He went on to name the saturated fats that raise cholesterol the most. This is the straightforward science of the day that still applies now. Saturated fats are the culprits. It doesn’t matter whether they come from animal or vegetable sources. Now let's look at that Taubes passage again.

Notice where Taubes inserted the word “saturated.” He is clearly trying to give the impression that Ahrens had some doubts about whether saturated fats were bad, as he says. Now do you think he represented Ahrens' views honestly? Did he tell you the context for that quote was that Ahrens thought that pure vegetarian diets are amazing at lowering cholesterol or that he was specifically complaining about industry labeling practices? He didn't even use the word “greatest.” Is it possible to abuse a quote even more than the journalist Gary Taubes abused this one?

Look at his last line here. ''The attribution is accurate and reflects their beliefs.'' Was that attribution accurate and did it reflect Dr. Ahrens' belief about the relevant point under discussion? What does it say about the strength of his argument that Taubes felt it necessary to distort this quote beyond any recognition?

That wasn't the only time Ahrens referenced vegetarianism. Here in 1957 he said that vegetarianism is effective at lowering lipids.

In 1985 he wondered why official diet recommendations didn't give due consideration to vegetarian diets as an option for those who were at risk of heart disease. Notice the word “feasible.” Vegetarian diets must have seemed reasonable to him.

Here are the practical recommendations on diet that Ahrens made in 1959 for those at high risk of heart disease. The number one recommendation? “Strict avoidance of all meats, eggs, and dairy products, except as rare treats.” Gary Taubes, have you seen this?

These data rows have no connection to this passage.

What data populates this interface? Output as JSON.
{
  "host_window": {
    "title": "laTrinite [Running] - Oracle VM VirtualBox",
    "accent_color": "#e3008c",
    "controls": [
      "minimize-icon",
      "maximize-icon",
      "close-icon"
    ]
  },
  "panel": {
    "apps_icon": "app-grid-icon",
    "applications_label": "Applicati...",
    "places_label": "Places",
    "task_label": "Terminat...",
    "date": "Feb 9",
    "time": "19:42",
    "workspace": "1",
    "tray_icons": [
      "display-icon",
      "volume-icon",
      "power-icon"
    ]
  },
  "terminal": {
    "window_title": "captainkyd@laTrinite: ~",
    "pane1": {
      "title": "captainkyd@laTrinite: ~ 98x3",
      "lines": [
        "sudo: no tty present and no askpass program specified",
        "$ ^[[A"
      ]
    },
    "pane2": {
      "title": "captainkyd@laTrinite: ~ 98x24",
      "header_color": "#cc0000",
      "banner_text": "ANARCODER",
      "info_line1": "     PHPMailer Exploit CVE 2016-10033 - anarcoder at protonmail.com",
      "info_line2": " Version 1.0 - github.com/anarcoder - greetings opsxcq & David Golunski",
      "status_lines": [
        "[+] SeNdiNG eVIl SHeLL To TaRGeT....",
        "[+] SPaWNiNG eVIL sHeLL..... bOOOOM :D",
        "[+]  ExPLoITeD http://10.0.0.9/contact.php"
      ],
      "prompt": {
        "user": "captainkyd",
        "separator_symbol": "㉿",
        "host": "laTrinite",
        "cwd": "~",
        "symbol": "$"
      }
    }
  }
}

This was a rather cutting edge endorsement of a nearly vegan diet to fight heart disease considering that this was fifty years ago, don’t you think?

Ahrens was one of the best scientists in the business back then, right Mr Taubes?

Unfortunately, Ahrens was rather conservative in his advice for those not at greatest risk. In 1957, he thought that much more information was needed to understand diet-heart and that widespread dietary changes were not warranted. He thought answers weren't far away. However, he thought it may have been reasonable to recommend cholesterol-lowering diets to those at the greatest risk of heart disease.

Here you see how conventional his ideas were in the late 1950s.

Yet you can see that he was still very well-informed for that time, realizing that saturated fats are the fats that raise cholesterol. Let's not judge harshly. This was a long time ago and we didn't know then what we know now.

Fast forward to 1986. We can see that Ahrens closed out his career as a believer in the lipid hypothesis, as he published early research into LDL-apheresis, a radical procedure to lower LDL in the blood.

In the next video, I'll show you how despite his repeated pattern of holding back important information from his readers, a pattern that should leave him completely discredited, Gary Taubes has an easy time selling his message to the gullible.